* [Records to process]
※ ※ ※
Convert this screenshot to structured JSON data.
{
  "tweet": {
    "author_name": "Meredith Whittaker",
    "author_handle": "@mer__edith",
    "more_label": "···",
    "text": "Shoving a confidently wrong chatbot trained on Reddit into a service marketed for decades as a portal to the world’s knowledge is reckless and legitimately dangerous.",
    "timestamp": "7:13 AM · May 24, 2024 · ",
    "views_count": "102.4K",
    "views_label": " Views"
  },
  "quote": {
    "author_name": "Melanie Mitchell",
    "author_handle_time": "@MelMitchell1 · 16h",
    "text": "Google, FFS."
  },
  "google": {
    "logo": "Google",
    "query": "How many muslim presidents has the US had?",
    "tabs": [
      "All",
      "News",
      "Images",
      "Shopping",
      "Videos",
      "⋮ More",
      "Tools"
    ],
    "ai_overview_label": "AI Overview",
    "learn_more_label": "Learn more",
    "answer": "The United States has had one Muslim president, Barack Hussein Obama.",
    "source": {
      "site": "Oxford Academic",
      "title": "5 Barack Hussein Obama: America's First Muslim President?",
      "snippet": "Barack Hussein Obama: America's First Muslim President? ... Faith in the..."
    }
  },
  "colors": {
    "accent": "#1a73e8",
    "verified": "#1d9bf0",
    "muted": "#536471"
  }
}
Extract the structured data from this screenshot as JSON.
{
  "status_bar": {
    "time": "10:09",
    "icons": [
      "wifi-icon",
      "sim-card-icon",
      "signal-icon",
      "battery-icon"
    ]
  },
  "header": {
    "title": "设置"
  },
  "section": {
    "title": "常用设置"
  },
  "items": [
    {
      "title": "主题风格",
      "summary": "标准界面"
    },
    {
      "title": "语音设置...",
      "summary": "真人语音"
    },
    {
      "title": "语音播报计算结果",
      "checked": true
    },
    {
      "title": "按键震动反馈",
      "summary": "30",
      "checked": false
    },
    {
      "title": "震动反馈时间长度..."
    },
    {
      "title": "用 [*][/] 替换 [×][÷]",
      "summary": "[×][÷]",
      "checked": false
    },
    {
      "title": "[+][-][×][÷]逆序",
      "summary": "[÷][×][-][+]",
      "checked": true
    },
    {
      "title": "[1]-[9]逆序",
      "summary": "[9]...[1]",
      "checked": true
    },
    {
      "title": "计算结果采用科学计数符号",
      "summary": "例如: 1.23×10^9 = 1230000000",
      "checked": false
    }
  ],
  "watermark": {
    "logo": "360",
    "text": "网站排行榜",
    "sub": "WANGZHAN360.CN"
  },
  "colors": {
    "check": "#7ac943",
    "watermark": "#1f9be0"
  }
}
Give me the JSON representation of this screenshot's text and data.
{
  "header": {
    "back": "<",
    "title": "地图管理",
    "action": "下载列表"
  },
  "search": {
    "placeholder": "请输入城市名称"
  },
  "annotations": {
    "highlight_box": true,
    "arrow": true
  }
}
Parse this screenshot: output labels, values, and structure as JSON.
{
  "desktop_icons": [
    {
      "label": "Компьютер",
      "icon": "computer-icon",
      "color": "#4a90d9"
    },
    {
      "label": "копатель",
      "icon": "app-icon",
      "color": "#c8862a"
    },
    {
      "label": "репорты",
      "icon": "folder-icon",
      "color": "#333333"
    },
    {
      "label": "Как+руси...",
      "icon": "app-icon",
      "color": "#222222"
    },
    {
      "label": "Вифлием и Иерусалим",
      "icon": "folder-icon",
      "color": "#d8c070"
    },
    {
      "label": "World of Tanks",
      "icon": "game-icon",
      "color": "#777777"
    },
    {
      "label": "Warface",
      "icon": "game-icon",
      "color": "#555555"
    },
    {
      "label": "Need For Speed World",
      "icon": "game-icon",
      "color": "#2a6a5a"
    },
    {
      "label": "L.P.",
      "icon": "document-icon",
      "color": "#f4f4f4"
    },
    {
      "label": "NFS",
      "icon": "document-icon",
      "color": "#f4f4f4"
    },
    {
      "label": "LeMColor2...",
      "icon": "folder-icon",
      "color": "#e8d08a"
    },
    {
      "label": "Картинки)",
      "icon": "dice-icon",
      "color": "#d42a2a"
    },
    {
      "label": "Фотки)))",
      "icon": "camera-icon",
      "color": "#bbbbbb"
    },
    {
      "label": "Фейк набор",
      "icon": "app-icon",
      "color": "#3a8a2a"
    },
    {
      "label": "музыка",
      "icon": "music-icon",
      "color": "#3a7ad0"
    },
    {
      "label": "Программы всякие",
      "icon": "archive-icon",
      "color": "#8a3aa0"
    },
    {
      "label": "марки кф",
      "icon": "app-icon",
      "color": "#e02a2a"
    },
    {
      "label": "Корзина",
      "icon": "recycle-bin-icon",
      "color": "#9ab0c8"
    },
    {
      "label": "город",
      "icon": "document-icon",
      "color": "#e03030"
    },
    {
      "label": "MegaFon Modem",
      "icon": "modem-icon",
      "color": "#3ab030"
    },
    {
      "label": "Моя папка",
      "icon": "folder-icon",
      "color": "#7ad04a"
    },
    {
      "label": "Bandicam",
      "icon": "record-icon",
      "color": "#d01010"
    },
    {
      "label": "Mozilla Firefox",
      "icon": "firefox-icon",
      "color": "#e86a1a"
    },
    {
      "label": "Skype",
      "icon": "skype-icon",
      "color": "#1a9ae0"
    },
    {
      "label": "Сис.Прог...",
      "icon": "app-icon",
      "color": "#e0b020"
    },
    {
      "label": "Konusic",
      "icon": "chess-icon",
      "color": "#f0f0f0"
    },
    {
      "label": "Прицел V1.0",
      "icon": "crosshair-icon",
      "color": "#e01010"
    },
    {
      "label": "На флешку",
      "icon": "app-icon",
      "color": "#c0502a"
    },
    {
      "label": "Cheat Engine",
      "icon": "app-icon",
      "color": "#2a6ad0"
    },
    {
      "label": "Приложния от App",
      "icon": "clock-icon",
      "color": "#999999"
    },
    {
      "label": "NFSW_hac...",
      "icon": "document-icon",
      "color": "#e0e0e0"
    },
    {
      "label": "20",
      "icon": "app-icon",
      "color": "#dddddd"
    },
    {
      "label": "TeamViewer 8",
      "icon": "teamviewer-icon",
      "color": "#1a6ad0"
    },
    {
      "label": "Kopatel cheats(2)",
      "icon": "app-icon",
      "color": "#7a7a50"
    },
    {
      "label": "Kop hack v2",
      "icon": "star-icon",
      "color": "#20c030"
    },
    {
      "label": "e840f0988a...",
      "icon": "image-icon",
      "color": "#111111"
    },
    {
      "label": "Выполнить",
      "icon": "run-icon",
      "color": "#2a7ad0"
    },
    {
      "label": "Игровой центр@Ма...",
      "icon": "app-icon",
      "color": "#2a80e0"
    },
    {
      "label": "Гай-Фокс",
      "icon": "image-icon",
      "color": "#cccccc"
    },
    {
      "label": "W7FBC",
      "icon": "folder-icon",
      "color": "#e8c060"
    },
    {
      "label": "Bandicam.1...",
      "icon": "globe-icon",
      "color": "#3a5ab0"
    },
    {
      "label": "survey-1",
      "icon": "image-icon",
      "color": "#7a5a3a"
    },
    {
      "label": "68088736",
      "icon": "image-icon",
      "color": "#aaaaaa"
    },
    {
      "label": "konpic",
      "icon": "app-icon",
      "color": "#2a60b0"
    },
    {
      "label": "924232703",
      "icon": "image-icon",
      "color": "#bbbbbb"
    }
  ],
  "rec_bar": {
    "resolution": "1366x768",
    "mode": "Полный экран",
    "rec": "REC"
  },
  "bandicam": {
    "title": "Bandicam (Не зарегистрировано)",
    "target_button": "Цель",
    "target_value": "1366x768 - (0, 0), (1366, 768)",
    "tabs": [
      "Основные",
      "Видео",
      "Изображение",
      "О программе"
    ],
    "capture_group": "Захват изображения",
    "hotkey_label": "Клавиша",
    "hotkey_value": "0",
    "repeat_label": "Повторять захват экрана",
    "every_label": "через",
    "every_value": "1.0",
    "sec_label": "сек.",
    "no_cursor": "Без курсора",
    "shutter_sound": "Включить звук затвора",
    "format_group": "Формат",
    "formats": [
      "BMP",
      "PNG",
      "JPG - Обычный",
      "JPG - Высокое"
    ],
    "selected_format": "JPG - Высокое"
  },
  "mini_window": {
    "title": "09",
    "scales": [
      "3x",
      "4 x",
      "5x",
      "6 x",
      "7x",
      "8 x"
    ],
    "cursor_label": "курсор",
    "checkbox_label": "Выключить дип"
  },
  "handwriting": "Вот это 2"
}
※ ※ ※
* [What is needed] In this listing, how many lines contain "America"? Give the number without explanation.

* [Task solution] 2